### SOURCE DATA
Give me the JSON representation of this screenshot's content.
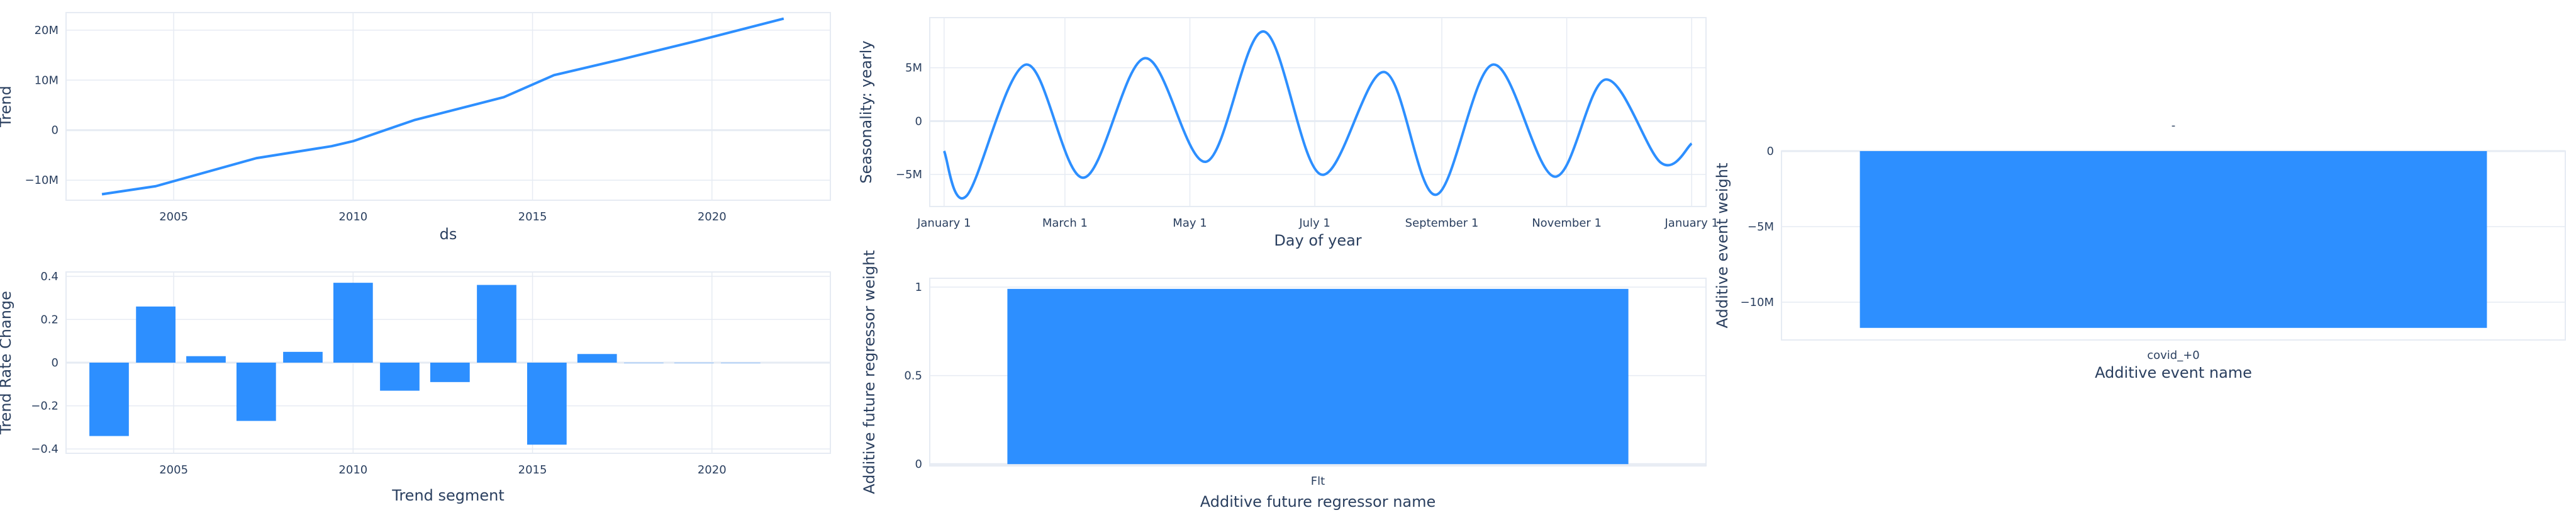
{
  "chart_data": [
    {
      "id": "trend",
      "type": "line",
      "xlabel": "ds",
      "ylabel": "Trend",
      "xlim": [
        2002.0,
        2023.3
      ],
      "ylim": [
        -14000000,
        23500000
      ],
      "xticks": [
        2005,
        2010,
        2015,
        2020
      ],
      "xtick_labels": [
        "2005",
        "2010",
        "2015",
        "2020"
      ],
      "yticks": [
        -10000000,
        0,
        10000000,
        20000000
      ],
      "ytick_labels": [
        "−10M",
        "0",
        "10M",
        "20M"
      ],
      "grid": true,
      "color": "#2d8fff",
      "x": [
        2003.0,
        2004.5,
        2007.3,
        2009.4,
        2010.0,
        2011.7,
        2014.2,
        2015.6,
        2017.5,
        2019.5,
        2022.0
      ],
      "y": [
        -12800000,
        -11200000,
        -5600000,
        -3200000,
        -2200000,
        2000000,
        6600000,
        11000000,
        14200000,
        17700000,
        22300000
      ]
    },
    {
      "id": "trend_rate_change",
      "type": "bar",
      "xlabel": "Trend segment",
      "ylabel": "Trend Rate Change",
      "xlim": [
        2002.0,
        2023.3
      ],
      "ylim": [
        -0.42,
        0.42
      ],
      "xticks": [
        2005,
        2010,
        2015,
        2020
      ],
      "xtick_labels": [
        "2005",
        "2010",
        "2015",
        "2020"
      ],
      "yticks": [
        -0.4,
        -0.2,
        0,
        0.2,
        0.4
      ],
      "ytick_labels": [
        "−0.4",
        "−0.2",
        "0",
        "0.2",
        "0.4"
      ],
      "grid": true,
      "color": "#2d8fff",
      "bar_width": 1.1,
      "x": [
        2003.2,
        2004.5,
        2005.9,
        2007.3,
        2008.6,
        2010.0,
        2011.3,
        2012.7,
        2014.0,
        2015.4,
        2016.8,
        2018.1,
        2019.5,
        2020.8
      ],
      "values": [
        -0.34,
        0.26,
        0.03,
        -0.27,
        0.05,
        0.37,
        -0.13,
        -0.09,
        0.36,
        -0.38,
        0.04,
        0.0,
        0.0,
        0.0
      ]
    },
    {
      "id": "seasonality_yearly",
      "type": "line",
      "xlabel": "Day of year",
      "ylabel": "Seasonality: yearly",
      "xlim": [
        -7,
        372
      ],
      "ylim": [
        -8000000,
        9700000
      ],
      "xticks": [
        0,
        59,
        120,
        181,
        243,
        304,
        365
      ],
      "xtick_labels": [
        "January  1",
        "March  1",
        "May  1",
        "July  1",
        "September  1",
        "November  1",
        "January  1"
      ],
      "yticks": [
        -5000000,
        0,
        5000000
      ],
      "ytick_labels": [
        "−5M",
        "0",
        "5M"
      ],
      "grid": true,
      "color": "#2d8fff",
      "x": [
        0,
        11,
        40,
        68,
        98,
        128,
        156,
        184,
        215,
        240,
        268,
        298,
        323,
        350,
        365
      ],
      "y": [
        -2800000,
        -7000000,
        5300000,
        -5300000,
        5900000,
        -3800000,
        8400000,
        -5000000,
        4600000,
        -6900000,
        5300000,
        -5200000,
        3900000,
        -3900000,
        -2100000
      ]
    },
    {
      "id": "future_regressor",
      "type": "bar",
      "xlabel": "Additive future regressor name",
      "ylabel": "Additive future regressor weight",
      "categories": [
        "Flt"
      ],
      "values": [
        0.99
      ],
      "ylim": [
        -0.01,
        1.05
      ],
      "yticks": [
        0,
        0.5,
        1
      ],
      "ytick_labels": [
        "0",
        "0.5",
        "1"
      ],
      "grid": true,
      "color": "#2d8fff"
    },
    {
      "id": "event_weight",
      "type": "bar",
      "title": "-",
      "xlabel": "Additive event name",
      "ylabel": "Additive event weight",
      "categories": [
        "covid_+0"
      ],
      "values": [
        -11700000
      ],
      "ylim": [
        -12500000,
        0
      ],
      "yticks": [
        -10000000,
        -5000000,
        0
      ],
      "ytick_labels": [
        "−10M",
        "−5M",
        "0"
      ],
      "grid": true,
      "color": "#2d8fff"
    }
  ]
}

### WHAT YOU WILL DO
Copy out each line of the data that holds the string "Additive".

### TASK SOLUTION
      "xlabel": "Additive future regressor name",
      "ylabel": "Additive future regressor weight",
      "xlabel": "Additive event name",
      "ylabel": "Additive event weight",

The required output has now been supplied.